(Page and application data records)
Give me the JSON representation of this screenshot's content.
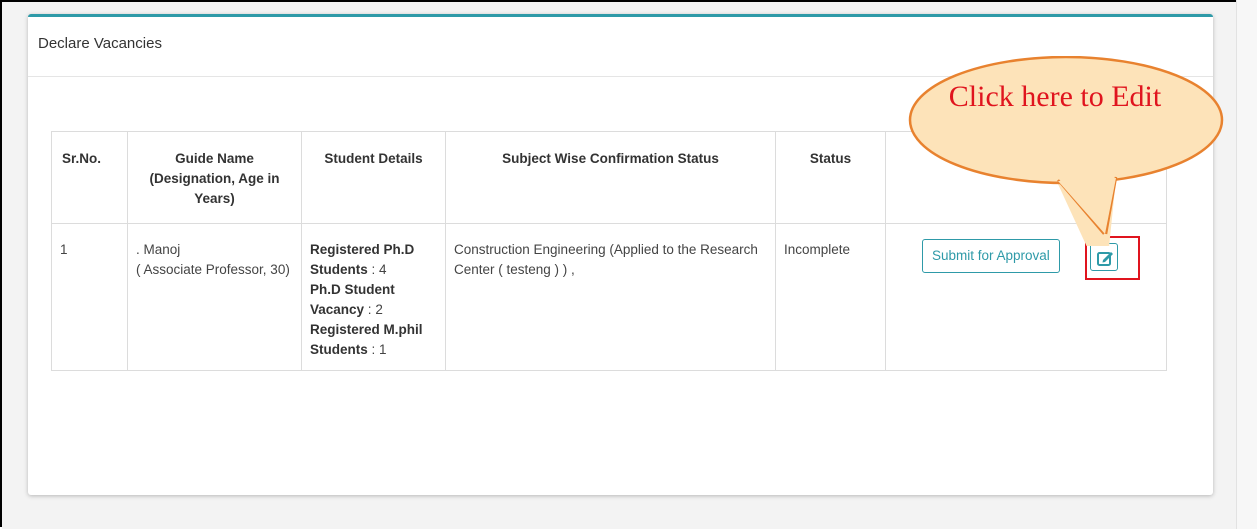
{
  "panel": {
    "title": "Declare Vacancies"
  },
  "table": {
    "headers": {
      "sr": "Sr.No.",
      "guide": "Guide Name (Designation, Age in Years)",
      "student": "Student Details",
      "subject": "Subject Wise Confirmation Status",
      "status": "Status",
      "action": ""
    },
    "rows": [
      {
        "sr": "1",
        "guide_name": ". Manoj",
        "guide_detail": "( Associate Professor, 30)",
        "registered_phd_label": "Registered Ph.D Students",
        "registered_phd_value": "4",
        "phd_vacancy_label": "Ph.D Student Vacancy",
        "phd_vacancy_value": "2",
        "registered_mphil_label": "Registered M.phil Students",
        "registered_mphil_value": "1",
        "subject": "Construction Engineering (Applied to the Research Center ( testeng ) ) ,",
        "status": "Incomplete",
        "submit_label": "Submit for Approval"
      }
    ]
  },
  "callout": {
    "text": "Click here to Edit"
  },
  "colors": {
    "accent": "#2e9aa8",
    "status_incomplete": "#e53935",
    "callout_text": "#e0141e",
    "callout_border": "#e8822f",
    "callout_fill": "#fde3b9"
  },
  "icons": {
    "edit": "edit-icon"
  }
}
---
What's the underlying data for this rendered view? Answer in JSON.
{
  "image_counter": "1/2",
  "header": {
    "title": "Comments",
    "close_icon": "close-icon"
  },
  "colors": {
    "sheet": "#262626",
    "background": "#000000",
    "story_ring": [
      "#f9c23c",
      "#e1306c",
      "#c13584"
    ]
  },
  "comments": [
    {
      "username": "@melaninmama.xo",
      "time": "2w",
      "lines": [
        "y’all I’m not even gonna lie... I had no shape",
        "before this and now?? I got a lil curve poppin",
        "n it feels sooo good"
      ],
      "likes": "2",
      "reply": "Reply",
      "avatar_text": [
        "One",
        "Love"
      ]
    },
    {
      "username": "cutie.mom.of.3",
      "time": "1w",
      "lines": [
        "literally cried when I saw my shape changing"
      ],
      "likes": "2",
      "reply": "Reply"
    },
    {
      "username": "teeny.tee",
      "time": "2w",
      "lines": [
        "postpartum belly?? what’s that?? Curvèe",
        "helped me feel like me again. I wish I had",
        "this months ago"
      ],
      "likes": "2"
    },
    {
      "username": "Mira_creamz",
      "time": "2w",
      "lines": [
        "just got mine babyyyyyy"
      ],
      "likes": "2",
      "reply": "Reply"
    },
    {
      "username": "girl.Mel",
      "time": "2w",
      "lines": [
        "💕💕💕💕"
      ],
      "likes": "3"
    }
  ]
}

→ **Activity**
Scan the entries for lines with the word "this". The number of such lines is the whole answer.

→ **Result of the exercise**
4